DATASET EXTRACT:

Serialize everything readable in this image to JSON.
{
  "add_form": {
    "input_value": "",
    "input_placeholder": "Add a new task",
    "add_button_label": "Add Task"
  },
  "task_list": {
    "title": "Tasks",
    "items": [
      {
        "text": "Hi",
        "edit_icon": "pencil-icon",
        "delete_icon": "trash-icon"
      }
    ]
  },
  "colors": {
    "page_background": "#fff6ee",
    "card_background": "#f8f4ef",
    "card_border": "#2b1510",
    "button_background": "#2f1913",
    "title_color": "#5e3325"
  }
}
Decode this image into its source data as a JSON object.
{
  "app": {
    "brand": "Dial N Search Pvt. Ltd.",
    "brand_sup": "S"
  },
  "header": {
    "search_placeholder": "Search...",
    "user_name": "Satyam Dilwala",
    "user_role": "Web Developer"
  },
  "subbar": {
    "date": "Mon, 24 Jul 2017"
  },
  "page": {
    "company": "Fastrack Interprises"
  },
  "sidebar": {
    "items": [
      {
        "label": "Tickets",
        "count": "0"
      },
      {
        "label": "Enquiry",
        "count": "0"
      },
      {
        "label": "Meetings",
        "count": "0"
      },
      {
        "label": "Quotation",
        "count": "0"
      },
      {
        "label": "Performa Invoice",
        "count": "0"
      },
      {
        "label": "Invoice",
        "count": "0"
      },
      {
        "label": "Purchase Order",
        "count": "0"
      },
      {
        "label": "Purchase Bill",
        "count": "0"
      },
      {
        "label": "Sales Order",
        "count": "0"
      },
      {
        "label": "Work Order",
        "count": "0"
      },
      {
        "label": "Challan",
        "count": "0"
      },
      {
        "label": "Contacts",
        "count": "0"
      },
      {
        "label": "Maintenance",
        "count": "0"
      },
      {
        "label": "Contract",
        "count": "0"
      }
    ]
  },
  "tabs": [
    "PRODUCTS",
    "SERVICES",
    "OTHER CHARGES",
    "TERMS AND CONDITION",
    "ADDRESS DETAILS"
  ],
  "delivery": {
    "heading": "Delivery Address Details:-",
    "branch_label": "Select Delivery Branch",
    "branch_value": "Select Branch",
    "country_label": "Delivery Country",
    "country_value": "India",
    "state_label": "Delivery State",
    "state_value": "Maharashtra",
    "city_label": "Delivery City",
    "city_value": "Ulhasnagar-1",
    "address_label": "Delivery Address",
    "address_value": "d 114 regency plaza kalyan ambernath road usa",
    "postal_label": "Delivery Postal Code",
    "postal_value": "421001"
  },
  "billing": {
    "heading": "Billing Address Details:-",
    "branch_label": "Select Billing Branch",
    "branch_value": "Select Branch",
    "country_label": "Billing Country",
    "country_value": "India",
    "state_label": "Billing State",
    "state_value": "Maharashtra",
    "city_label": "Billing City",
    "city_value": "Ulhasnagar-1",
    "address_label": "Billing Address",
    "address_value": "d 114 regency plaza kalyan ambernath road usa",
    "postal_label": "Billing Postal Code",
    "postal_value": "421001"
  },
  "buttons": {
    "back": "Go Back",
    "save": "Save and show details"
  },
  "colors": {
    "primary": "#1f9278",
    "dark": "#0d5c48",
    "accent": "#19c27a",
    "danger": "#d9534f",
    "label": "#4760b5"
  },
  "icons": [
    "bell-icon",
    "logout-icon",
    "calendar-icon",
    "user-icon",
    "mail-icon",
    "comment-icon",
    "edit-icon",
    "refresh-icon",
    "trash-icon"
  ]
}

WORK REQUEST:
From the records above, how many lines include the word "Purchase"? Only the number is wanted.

RESPONSE TO THE EXERCISE:
2